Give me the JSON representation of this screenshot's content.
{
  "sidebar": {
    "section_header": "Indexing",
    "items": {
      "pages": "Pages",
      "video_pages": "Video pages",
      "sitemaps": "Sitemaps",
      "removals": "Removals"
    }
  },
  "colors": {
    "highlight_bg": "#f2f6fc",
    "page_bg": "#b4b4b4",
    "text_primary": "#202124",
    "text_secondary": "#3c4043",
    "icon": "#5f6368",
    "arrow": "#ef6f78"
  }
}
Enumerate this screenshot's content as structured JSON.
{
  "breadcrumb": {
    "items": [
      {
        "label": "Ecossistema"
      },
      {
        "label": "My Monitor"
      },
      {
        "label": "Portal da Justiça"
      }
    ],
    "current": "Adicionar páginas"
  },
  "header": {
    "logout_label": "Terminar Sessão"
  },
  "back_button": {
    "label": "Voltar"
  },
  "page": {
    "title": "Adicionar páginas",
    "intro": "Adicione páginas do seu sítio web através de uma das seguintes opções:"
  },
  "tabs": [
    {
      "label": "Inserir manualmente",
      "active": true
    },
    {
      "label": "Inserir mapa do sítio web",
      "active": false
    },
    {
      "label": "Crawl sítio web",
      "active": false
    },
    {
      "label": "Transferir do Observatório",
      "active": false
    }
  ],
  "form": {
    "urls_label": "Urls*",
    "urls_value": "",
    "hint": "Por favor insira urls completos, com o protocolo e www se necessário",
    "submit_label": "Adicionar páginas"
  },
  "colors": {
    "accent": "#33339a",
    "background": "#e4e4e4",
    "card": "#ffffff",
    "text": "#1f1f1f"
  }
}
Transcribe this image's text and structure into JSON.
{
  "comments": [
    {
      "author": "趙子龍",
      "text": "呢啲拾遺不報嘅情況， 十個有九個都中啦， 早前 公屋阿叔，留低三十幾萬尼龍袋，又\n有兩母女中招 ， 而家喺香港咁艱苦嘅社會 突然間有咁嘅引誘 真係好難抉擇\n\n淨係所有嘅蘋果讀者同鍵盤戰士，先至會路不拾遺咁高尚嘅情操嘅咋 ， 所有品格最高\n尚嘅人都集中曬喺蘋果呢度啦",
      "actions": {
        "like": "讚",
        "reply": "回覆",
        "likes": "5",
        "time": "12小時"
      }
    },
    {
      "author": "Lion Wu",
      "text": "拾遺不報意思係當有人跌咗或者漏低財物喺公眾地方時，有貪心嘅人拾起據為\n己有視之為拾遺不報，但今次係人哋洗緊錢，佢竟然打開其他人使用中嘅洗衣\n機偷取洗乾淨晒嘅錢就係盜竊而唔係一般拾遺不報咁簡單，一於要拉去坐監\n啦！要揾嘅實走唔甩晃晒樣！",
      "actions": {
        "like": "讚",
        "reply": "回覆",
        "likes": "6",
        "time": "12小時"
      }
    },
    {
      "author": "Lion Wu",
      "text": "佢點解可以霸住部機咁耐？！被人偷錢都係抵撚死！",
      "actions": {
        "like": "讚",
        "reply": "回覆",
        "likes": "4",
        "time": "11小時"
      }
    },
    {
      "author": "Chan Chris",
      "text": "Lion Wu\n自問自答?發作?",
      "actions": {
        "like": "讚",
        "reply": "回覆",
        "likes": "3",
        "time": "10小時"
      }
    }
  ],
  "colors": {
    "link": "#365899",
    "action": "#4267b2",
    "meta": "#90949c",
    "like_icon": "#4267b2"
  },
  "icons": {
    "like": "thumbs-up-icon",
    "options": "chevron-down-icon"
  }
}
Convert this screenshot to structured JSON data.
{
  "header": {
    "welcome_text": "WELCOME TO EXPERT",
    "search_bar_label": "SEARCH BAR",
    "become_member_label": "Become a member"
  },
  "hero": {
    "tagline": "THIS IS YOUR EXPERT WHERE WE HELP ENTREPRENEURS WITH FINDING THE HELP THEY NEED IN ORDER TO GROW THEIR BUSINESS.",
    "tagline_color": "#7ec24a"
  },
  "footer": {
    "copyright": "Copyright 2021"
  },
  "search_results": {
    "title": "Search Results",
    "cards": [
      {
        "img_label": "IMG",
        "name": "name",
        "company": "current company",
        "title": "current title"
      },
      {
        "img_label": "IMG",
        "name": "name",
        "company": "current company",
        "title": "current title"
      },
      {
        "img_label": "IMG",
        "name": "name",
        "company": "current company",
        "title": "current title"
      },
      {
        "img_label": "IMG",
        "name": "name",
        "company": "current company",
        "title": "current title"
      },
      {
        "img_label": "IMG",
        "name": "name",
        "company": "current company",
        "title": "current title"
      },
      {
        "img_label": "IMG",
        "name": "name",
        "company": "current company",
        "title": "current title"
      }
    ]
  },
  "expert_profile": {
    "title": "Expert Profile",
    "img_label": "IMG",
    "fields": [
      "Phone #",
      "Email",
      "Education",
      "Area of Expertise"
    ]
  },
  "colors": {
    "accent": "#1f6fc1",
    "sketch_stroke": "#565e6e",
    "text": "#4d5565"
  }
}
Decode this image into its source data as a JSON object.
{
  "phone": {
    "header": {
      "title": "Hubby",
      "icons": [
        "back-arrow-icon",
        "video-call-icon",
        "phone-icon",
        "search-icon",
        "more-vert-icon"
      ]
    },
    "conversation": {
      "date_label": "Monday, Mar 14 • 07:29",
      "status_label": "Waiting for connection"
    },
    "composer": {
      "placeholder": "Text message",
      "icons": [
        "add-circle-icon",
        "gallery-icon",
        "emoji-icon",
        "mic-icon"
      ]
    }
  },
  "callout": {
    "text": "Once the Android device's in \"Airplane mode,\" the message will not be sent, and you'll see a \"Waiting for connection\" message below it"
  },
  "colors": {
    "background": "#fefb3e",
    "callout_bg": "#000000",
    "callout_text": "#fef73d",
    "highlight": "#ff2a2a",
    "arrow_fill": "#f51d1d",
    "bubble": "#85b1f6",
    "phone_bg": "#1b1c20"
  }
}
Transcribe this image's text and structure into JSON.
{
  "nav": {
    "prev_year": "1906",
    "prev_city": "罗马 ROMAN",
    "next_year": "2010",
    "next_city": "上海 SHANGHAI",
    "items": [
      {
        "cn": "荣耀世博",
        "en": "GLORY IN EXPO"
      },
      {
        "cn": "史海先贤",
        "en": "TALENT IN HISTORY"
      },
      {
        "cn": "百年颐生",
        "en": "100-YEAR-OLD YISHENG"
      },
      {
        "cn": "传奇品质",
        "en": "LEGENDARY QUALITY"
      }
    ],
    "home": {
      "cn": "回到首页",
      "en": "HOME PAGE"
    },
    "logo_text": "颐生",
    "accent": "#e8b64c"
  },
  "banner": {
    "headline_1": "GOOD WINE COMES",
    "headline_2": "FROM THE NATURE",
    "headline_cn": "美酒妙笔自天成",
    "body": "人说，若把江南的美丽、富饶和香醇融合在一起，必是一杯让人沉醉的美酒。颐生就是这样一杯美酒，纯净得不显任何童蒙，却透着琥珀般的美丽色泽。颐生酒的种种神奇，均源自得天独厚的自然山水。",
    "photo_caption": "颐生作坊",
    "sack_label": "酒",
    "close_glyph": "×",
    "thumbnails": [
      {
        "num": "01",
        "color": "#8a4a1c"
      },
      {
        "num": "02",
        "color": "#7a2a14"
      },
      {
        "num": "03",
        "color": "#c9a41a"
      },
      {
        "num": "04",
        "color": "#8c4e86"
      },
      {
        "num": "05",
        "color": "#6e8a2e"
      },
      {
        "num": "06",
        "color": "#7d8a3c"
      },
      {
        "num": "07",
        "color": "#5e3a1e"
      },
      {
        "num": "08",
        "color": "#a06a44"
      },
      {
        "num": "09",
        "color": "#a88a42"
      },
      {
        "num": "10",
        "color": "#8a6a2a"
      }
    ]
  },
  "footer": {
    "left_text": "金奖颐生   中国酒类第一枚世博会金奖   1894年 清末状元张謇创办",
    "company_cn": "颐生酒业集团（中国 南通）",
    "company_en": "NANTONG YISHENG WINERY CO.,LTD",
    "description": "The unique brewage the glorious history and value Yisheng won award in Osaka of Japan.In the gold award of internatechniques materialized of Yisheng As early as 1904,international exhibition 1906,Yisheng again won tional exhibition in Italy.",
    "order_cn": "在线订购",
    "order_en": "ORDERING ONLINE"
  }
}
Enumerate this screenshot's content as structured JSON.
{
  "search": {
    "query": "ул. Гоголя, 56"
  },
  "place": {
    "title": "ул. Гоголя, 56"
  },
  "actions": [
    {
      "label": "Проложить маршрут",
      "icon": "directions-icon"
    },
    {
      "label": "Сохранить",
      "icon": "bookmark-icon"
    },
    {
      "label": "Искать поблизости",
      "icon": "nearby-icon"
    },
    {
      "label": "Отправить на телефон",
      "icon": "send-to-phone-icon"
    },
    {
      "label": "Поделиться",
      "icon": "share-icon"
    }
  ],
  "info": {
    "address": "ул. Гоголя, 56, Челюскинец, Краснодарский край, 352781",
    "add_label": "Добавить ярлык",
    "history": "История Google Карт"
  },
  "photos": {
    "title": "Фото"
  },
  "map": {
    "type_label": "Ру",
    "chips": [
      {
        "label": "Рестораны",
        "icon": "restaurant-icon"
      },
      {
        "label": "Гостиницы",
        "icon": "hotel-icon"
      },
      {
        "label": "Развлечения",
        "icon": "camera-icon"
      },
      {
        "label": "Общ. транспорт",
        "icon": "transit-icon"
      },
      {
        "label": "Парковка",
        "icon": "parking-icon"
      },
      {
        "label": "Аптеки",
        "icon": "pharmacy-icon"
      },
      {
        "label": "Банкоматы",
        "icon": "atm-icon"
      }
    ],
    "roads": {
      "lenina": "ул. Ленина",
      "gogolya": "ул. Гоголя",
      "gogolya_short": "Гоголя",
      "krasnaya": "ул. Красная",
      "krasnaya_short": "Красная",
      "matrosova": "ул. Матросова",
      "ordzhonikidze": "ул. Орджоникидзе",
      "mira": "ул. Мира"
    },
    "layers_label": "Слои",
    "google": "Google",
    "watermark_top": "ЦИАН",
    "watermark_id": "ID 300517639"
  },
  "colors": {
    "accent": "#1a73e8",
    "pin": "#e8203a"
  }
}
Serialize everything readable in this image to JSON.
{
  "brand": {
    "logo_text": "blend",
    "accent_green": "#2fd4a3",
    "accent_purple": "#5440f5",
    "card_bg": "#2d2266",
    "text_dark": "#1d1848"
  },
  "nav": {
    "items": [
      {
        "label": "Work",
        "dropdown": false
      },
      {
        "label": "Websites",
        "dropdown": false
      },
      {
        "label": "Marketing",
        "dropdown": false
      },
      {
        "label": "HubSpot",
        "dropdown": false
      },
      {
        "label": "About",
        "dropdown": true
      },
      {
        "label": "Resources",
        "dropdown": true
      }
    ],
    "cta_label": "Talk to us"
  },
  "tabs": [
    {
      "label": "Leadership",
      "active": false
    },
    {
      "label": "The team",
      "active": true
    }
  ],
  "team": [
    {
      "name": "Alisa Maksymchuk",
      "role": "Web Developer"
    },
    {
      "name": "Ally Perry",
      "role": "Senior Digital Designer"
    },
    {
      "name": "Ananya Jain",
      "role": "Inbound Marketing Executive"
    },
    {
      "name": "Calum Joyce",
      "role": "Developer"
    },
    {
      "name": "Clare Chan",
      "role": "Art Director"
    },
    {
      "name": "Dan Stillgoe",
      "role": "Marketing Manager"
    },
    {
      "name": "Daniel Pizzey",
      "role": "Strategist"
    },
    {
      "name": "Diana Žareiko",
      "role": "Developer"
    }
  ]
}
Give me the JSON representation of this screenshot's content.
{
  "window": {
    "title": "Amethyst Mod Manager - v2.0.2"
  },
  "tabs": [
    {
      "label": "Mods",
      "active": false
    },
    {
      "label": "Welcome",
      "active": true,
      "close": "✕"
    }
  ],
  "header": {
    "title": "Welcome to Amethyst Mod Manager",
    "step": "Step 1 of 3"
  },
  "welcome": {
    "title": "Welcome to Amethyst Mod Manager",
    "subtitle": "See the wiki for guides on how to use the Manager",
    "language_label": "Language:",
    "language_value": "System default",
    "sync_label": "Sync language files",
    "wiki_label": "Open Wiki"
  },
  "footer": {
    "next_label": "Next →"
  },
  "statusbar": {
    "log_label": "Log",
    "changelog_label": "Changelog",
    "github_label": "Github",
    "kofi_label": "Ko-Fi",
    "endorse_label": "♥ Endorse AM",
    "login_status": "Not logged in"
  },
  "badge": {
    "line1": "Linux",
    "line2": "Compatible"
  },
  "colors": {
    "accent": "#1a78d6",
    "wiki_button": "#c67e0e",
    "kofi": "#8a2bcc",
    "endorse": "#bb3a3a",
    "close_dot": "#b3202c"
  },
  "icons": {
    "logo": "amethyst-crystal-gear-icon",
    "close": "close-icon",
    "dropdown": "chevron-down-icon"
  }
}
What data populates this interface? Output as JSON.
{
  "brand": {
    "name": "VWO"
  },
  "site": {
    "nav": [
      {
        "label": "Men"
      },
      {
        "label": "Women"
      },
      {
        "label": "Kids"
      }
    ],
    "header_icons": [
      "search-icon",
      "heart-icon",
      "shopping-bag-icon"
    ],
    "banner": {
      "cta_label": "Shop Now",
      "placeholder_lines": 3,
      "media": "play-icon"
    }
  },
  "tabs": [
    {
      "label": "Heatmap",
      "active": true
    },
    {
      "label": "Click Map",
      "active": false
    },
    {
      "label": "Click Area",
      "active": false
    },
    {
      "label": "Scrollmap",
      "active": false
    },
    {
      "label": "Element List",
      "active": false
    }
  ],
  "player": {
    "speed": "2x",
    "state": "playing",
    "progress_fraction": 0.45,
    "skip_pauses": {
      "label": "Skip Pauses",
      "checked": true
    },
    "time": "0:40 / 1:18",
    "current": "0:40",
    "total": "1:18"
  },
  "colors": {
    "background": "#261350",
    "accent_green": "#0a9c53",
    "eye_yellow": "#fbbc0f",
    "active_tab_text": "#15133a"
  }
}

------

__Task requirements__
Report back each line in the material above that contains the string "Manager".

__Answer to this exercise__
      "role": "Marketing Manager"
    "title": "Amethyst Mod Manager - v2.0.2"
    "title": "Welcome to Amethyst Mod Manager",
    "title": "Welcome to Amethyst Mod Manager",
    "subtitle": "See the wiki for guides on how to use the Manager",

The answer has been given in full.